=== Entries supplied ===

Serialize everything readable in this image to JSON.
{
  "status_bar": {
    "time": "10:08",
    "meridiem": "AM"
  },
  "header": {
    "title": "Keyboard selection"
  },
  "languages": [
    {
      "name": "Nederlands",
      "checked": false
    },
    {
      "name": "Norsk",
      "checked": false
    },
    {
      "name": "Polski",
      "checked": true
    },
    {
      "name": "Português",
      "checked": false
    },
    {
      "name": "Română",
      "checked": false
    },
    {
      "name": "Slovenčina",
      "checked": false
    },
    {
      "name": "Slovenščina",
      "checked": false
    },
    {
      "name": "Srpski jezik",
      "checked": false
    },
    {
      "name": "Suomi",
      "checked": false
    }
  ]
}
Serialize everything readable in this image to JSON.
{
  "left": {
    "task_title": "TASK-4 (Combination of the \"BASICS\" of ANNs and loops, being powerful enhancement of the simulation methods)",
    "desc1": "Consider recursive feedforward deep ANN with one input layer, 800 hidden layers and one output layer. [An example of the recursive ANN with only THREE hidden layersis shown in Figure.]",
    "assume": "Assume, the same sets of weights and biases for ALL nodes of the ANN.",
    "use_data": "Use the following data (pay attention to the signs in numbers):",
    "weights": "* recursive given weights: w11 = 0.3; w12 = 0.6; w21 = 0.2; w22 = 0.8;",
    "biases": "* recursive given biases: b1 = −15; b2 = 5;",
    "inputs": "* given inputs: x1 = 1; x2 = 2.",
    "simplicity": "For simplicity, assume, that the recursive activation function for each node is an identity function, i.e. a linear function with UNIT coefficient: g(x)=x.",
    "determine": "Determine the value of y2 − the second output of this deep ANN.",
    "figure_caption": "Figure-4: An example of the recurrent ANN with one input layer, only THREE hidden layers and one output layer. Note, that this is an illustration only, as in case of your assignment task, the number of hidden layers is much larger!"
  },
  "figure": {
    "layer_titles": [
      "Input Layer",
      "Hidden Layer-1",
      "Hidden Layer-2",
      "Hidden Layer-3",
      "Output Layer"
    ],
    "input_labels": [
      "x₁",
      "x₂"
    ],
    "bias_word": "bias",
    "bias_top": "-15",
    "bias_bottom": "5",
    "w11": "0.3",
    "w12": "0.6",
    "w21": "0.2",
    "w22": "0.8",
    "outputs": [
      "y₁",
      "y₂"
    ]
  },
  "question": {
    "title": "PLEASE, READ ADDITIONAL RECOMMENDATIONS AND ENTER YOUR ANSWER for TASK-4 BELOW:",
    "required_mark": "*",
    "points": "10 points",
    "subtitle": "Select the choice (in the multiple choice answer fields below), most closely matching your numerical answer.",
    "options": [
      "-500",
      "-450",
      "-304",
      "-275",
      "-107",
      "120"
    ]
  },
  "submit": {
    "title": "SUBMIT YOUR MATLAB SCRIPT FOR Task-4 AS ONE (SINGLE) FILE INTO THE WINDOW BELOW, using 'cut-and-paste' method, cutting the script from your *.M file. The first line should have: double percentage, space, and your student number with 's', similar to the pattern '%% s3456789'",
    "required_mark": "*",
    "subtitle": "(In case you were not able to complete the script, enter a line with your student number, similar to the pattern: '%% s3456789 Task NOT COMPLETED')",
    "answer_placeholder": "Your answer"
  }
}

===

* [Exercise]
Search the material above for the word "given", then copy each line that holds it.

* [Solution to this problem]
    "weights": "* recursive given weights: w11 = 0.3; w12 = 0.6; w21 = 0.2; w22 = 0.8;",
    "biases": "* recursive given biases: b1 = −15; b2 = 5;",
    "inputs": "* given inputs: x1 = 1; x2 = 2.",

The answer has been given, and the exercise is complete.